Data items
- - -

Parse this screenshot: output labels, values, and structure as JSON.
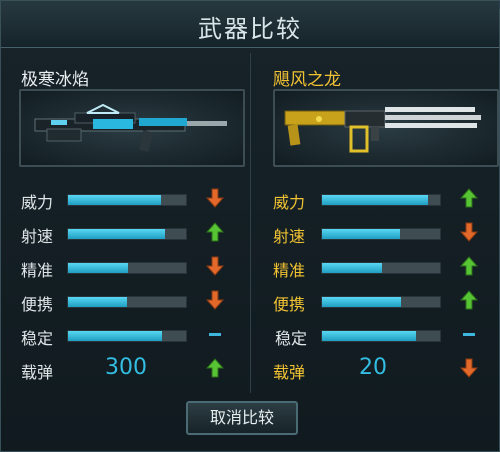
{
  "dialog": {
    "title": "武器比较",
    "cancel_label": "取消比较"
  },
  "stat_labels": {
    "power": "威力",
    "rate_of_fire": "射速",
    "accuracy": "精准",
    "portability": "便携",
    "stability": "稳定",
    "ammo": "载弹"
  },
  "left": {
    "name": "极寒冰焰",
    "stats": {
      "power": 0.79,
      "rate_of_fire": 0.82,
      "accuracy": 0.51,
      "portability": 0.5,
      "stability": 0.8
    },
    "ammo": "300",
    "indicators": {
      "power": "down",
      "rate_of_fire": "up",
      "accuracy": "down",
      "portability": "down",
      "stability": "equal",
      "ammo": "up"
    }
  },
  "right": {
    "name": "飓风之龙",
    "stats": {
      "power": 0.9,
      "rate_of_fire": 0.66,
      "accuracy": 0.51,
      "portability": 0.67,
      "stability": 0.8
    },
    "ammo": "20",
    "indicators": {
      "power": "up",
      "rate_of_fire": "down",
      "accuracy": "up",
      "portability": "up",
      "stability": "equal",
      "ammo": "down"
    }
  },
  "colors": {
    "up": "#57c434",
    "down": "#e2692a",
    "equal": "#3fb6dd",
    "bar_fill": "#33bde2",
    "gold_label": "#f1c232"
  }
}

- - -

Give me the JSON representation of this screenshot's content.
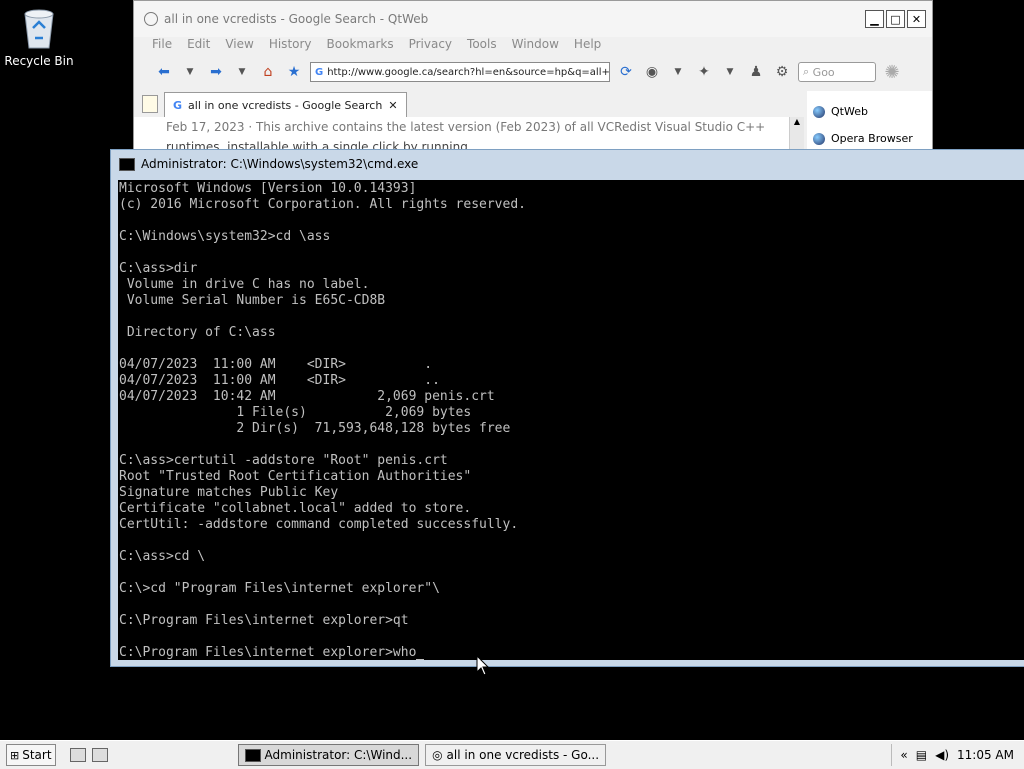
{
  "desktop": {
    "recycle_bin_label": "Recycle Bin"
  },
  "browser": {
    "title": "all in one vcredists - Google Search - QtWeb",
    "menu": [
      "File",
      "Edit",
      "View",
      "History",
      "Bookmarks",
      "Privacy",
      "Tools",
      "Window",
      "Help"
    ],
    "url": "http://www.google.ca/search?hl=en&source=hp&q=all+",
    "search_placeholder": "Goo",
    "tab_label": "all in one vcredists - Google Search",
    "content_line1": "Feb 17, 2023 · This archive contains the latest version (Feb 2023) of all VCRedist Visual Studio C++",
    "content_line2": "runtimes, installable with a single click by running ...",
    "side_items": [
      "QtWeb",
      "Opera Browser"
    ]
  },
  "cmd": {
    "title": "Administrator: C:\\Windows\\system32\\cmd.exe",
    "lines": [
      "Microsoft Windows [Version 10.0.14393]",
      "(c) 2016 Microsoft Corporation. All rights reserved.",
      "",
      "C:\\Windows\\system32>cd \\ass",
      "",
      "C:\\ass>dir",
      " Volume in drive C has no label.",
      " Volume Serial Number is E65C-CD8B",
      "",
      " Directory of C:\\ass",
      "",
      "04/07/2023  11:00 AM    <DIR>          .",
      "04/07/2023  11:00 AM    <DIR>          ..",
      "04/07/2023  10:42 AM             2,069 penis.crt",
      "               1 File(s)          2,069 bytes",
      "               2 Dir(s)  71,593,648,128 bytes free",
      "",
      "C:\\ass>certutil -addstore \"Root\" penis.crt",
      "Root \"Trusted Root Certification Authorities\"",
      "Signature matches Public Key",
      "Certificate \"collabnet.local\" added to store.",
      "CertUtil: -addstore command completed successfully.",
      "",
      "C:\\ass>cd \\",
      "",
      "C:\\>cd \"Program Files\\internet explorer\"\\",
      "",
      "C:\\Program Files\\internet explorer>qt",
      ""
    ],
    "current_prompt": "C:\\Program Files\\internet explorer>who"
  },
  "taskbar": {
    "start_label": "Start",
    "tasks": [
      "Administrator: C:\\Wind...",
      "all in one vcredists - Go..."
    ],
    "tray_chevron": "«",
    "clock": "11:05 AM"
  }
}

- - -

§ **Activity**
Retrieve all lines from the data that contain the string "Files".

§ **Your response**
      "C:\\>cd \"Program Files\\internet explorer\"\\",
      "C:\\Program Files\\internet explorer>qt",
    "current_prompt": "C:\\Program Files\\internet explorer>who"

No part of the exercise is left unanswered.